31 May, 2023
The special procedures of the Human Rights Council are independent human rights experts with mandates to report and advise on human rights from a thematic or country-specific perspective. As of October 2021, there are 45 thematic and 13 country mandates, including:
- Working Group on Business and Human Rights
- Special Rapporteur on the rights to freedom of peaceful assembly and of association
- Special Rapporteur on the promotion and protection of the right to freedom of opinion and expression
- Independent Expert on human rights and international solidarity
- Special Rapporteur on the situation of human rights in Belarus
- Special Rapporteur on the situation of human rights in Myanmar
- Human Rights Treaty Bodies—Individual Communications
Individuals have increasingly acquired the means to vindicate their rights at the international level. Since the early 1970s, international complaint mechanisms have developed apace, and complainants can now bring claims to the United Nations concerning violations of their rights contained in the nine so-called ‘core’ human rights treaties.
The nine treaties concern:
(i) civil and political rights;
(ii) torture and cruel, inhuman or degrading treatment or punishment;
(iii) racial discrimination;
(iv) gender discrimination;
(v) rights of persons with disabilities;
(vi) protection of all persons from enforced disappearance;

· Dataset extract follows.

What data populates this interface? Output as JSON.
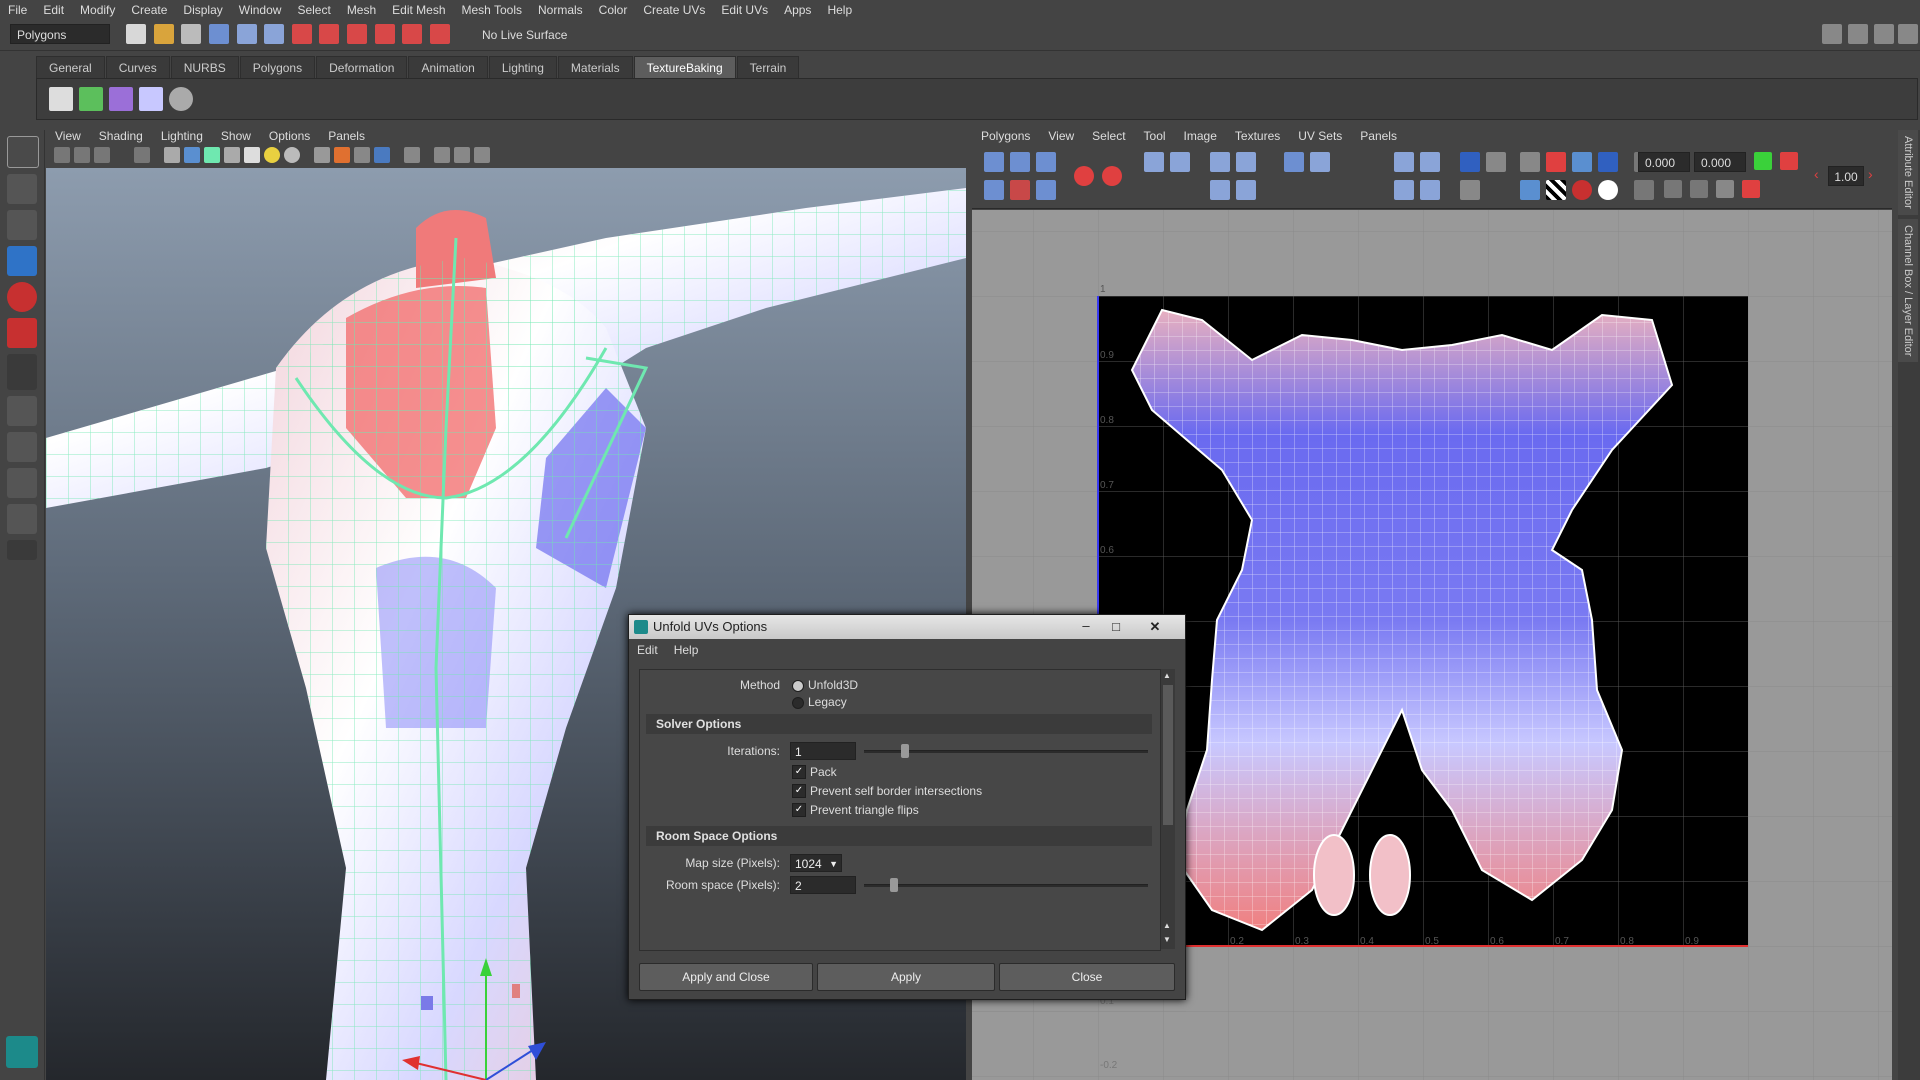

(vii) rights of migrant workers and members of their families;
(viii) economic, social and cultural rights;
(ix) rights of the child.

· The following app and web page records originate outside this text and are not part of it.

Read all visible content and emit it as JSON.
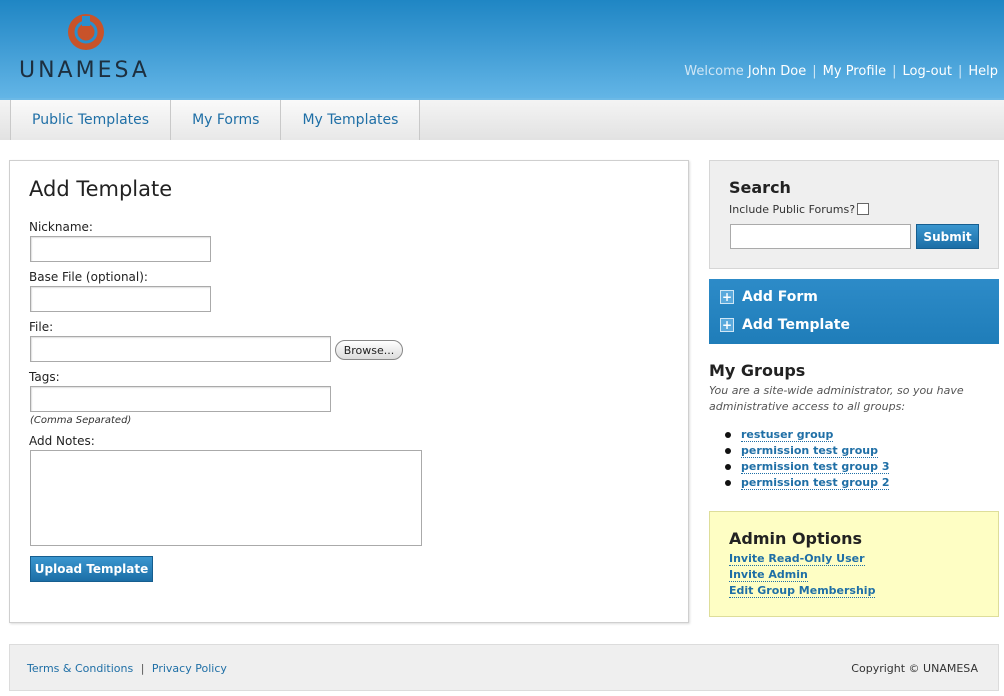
{
  "header": {
    "brand": "UNAMESA",
    "welcome_label": "Welcome",
    "user_name": "John Doe",
    "links": [
      "My Profile",
      "Log-out",
      "Help"
    ]
  },
  "nav": {
    "tabs": [
      "Public Templates",
      "My Forms",
      "My Templates"
    ]
  },
  "main": {
    "title": "Add Template",
    "nickname_label": "Nickname:",
    "base_file_label": "Base File (optional):",
    "file_label": "File:",
    "browse_label": "Browse...",
    "tags_label": "Tags:",
    "tags_hint": "(Comma Separated)",
    "notes_label": "Add Notes:",
    "upload_label": "Upload Template"
  },
  "search": {
    "title": "Search",
    "include_label": "Include Public Forums?",
    "submit_label": "Submit"
  },
  "actions": {
    "add_form": "Add Form",
    "add_template": "Add Template"
  },
  "groups": {
    "title": "My Groups",
    "description": "You are a site-wide administrator, so you have administrative access to all groups:",
    "items": [
      "restuser group",
      "permission test group",
      "permission test group 3",
      "permission test group 2"
    ]
  },
  "admin": {
    "title": "Admin Options",
    "links": [
      "Invite Read-Only User",
      "Invite Admin",
      "Edit Group Membership"
    ]
  },
  "footer": {
    "terms": "Terms & Conditions",
    "privacy": "Privacy Policy",
    "copyright": "Copyright © UNAMESA"
  },
  "colors": {
    "header_blue": "#2a8fcd",
    "link_blue": "#1f6fa6",
    "admin_bg": "#fefec4"
  }
}
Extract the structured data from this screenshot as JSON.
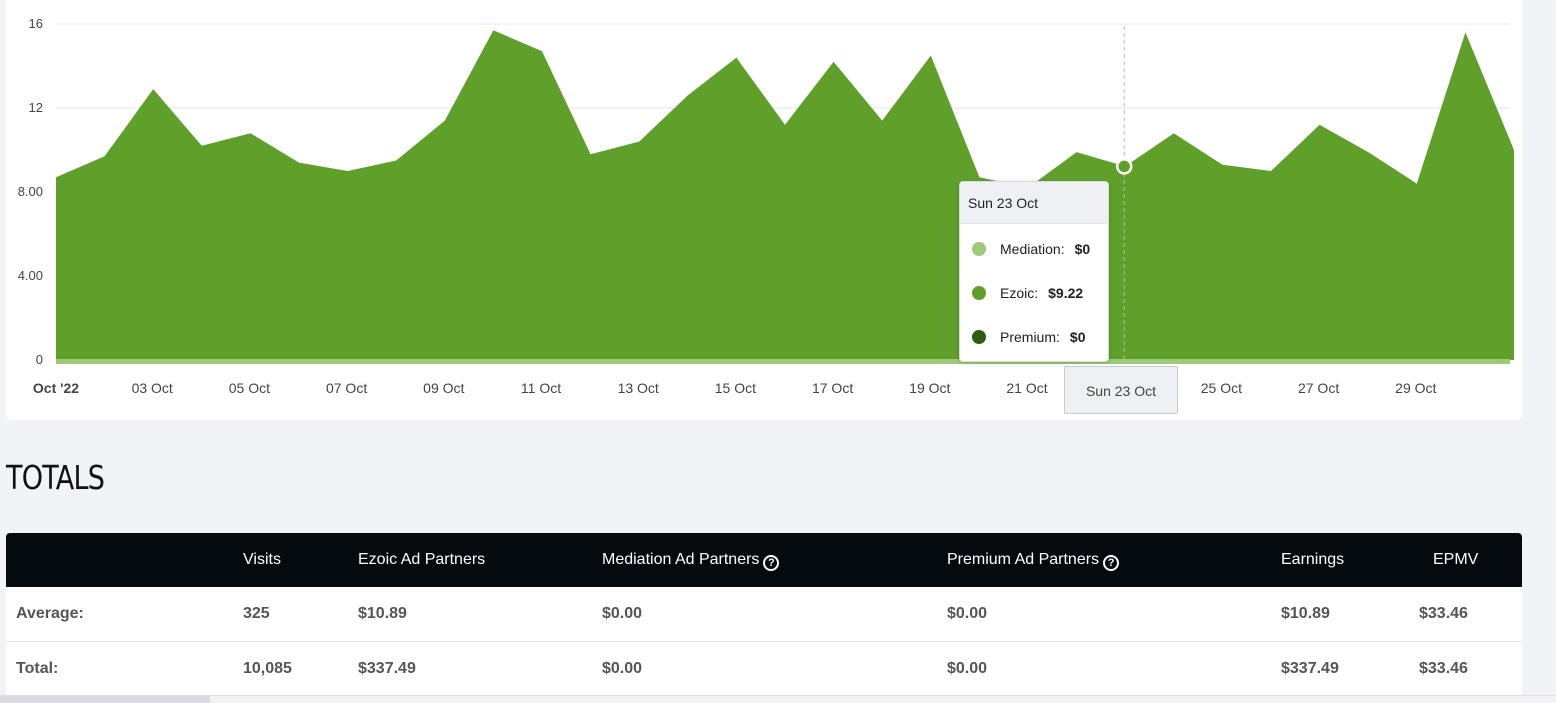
{
  "chart_data": {
    "type": "area",
    "y_ticks": [
      "16",
      "12",
      "8.00",
      "4.00",
      "0"
    ],
    "ylim": [
      0,
      16
    ],
    "x_tick_labels": [
      "Oct '22",
      "03 Oct",
      "05 Oct",
      "07 Oct",
      "09 Oct",
      "11 Oct",
      "13 Oct",
      "15 Oct",
      "17 Oct",
      "19 Oct",
      "21 Oct",
      "Sun 23 Oct",
      "25 Oct",
      "27 Oct",
      "29 Oct"
    ],
    "days": [
      1,
      2,
      3,
      4,
      5,
      6,
      7,
      8,
      9,
      10,
      11,
      12,
      13,
      14,
      15,
      16,
      17,
      18,
      19,
      20,
      21,
      22,
      23,
      24,
      25,
      26,
      27,
      28,
      29,
      30,
      31
    ],
    "series": [
      {
        "name": "Premium",
        "color": "#2f5c12",
        "values": [
          0,
          0,
          0,
          0,
          0,
          0,
          0,
          0,
          0,
          0,
          0,
          0,
          0,
          0,
          0,
          0,
          0,
          0,
          0,
          0,
          0,
          0,
          0,
          0,
          0,
          0,
          0,
          0,
          0,
          0,
          0
        ]
      },
      {
        "name": "Ezoic",
        "color": "#5fa02b",
        "values": [
          8.7,
          9.7,
          12.9,
          10.2,
          10.8,
          9.4,
          9.0,
          9.5,
          11.4,
          15.7,
          14.7,
          9.8,
          10.4,
          12.6,
          14.4,
          11.2,
          14.2,
          11.4,
          14.5,
          8.7,
          8.2,
          9.9,
          9.22,
          10.8,
          9.3,
          9.0,
          11.2,
          9.9,
          8.4,
          15.6,
          10.0
        ]
      },
      {
        "name": "Mediation",
        "color": "#9cc97a",
        "values": [
          0,
          0,
          0,
          0,
          0,
          0,
          0,
          0,
          0,
          0,
          0,
          0,
          0,
          0,
          0,
          0,
          0,
          0,
          0,
          0,
          0,
          0,
          0,
          0,
          0,
          0,
          0,
          0,
          0,
          0,
          0
        ]
      }
    ],
    "highlight_day": 23
  },
  "tooltip": {
    "title": "Sun 23 Oct",
    "rows": [
      {
        "label": "Mediation:",
        "value": "$0",
        "color": "#9cc97a"
      },
      {
        "label": "Ezoic:",
        "value": "$9.22",
        "color": "#5fa02b"
      },
      {
        "label": "Premium:",
        "value": "$0",
        "color": "#2f5c12"
      }
    ]
  },
  "totals": {
    "title": "TOTALS",
    "headers": [
      "Visits",
      "Ezoic Ad Partners",
      "Mediation Ad Partners",
      "Premium Ad Partners",
      "Earnings",
      "EPMV"
    ],
    "rows": [
      {
        "label": "Average:",
        "cells": [
          "325",
          "$10.89",
          "$0.00",
          "$0.00",
          "$10.89",
          "$33.46"
        ]
      },
      {
        "label": "Total:",
        "cells": [
          "10,085",
          "$337.49",
          "$0.00",
          "$0.00",
          "$337.49",
          "$33.46"
        ]
      }
    ]
  }
}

The complaint mechanisms are designed to be accessible to the layperson. It is not necessary to be a lawyer or even familiar with legal and technical terms to bring a complaint under the treaties concerned.
The UN Guiding Principles on Business and Human rights make clear that global companies are responsible for conditions in its supply chain, regardless of where the work is preformed and what the employment relationship is.
Negotiations for a binding UN treaty started in 2014. Global unions are pushing for a legally binding instrument to regulate, in international human rights law, the activities of transnational corporations and other business enterprises.